***** Dataset content
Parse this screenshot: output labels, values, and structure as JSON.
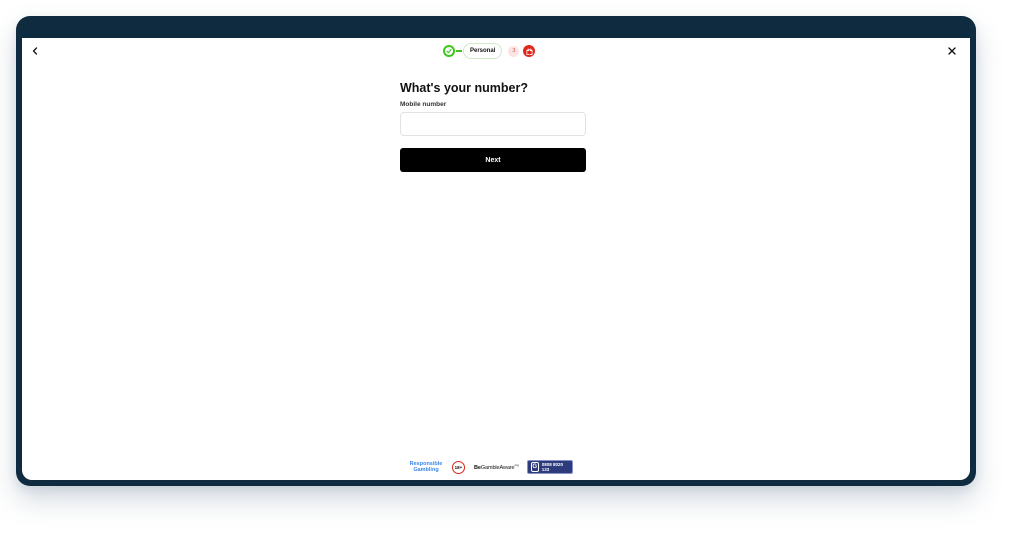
{
  "nav": {
    "back_icon": "chevron-left-icon",
    "close_icon": "close-icon"
  },
  "stepper": {
    "completed_icon": "check-icon",
    "current_label": "Personal",
    "pending_label": "3",
    "final_icon": "gift-icon",
    "colors": {
      "completed": "#3ec61c",
      "final": "#e1261c"
    }
  },
  "form": {
    "title": "What's your number?",
    "field_label": "Mobile number",
    "mobile_value": "",
    "mobile_placeholder": "",
    "next_label": "Next"
  },
  "footer": {
    "responsible_line1": "Responsible",
    "responsible_line2": "Gambling",
    "age_badge": "18+",
    "begambleaware_bold": "Be",
    "begambleaware_rest": "GambleAware",
    "begambleaware_suffix": "org",
    "gamcare_letter": "G",
    "gamcare_phone": "0808 8020 133"
  },
  "colors": {
    "frame": "#0f2b40",
    "button": "#000000"
  }
}
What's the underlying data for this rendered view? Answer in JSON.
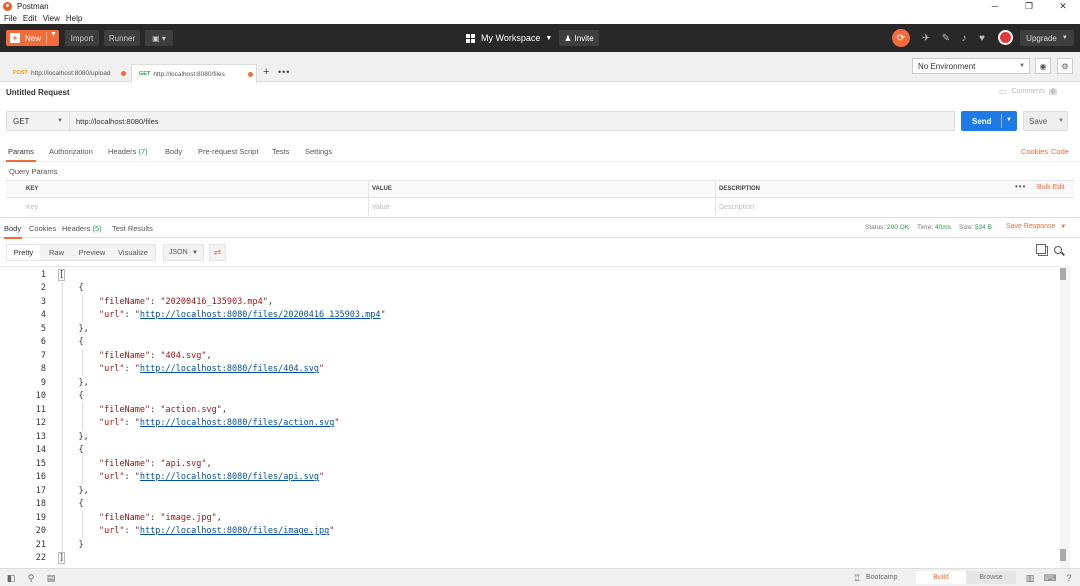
{
  "app": {
    "title": "Postman"
  },
  "menu": [
    "File",
    "Edit",
    "View",
    "Help"
  ],
  "header": {
    "new_label": "New",
    "import_label": "Import",
    "runner_label": "Runner",
    "workspace_label": "My Workspace",
    "invite_label": "Invite",
    "upgrade_label": "Upgrade"
  },
  "tabs": [
    {
      "method": "POST",
      "url": "http://localhost:8080/upload"
    },
    {
      "method": "GET",
      "url": "http://localhost:8080/files"
    }
  ],
  "environment": {
    "selected": "No Environment"
  },
  "request": {
    "name": "Untitled Request",
    "comments_label": "Comments",
    "comments_count": "0",
    "method": "GET",
    "url": "http://localhost:8080/files",
    "send_label": "Send",
    "save_label": "Save"
  },
  "request_tabs": {
    "params": "Params",
    "authorization": "Authorization",
    "headers": "Headers",
    "headers_count": "(7)",
    "body": "Body",
    "prerequest": "Pre-request Script",
    "tests": "Tests",
    "settings": "Settings",
    "cookies": "Cookies",
    "code": "Code"
  },
  "query_params": {
    "label": "Query Params",
    "columns": [
      "KEY",
      "VALUE",
      "DESCRIPTION"
    ],
    "placeholders": [
      "Key",
      "Value",
      "Description"
    ],
    "bulk_edit": "Bulk Edit"
  },
  "response_tabs": {
    "body": "Body",
    "cookies": "Cookies",
    "headers": "Headers",
    "headers_count": "(5)",
    "test_results": "Test Results"
  },
  "response_status": {
    "status_label": "Status:",
    "status_value": "200 OK",
    "time_label": "Time:",
    "time_value": "40ms",
    "size_label": "Size:",
    "size_value": "534 B",
    "save_response": "Save Response"
  },
  "view_modes": [
    "Pretty",
    "Raw",
    "Preview",
    "Visualize"
  ],
  "format": "JSON",
  "files": [
    {
      "fileName": "20200416_135903.mp4",
      "url": "http://localhost:8080/files/20200416_135903.mp4"
    },
    {
      "fileName": "404.svg",
      "url": "http://localhost:8080/files/404.svg"
    },
    {
      "fileName": "action.svg",
      "url": "http://localhost:8080/files/action.svg"
    },
    {
      "fileName": "api.svg",
      "url": "http://localhost:8080/files/api.svg"
    },
    {
      "fileName": "image.jpg",
      "url": "http://localhost:8080/files/image.jpg"
    }
  ],
  "footer": {
    "bootcamp": "Bootcamp",
    "build": "Build",
    "browse": "Browse"
  },
  "colors": {
    "accent": "#f26b3a",
    "send": "#1e7be6",
    "header_bg": "#282828",
    "status_ok": "#2a9d4a"
  }
}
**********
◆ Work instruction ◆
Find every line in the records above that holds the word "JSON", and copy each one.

◆ Solution ◆
Parse this screenshot: output labels, values, and structure as JSON.
What's the underlying data for this rendered view? Answer in JSON.
  "format": "JSON",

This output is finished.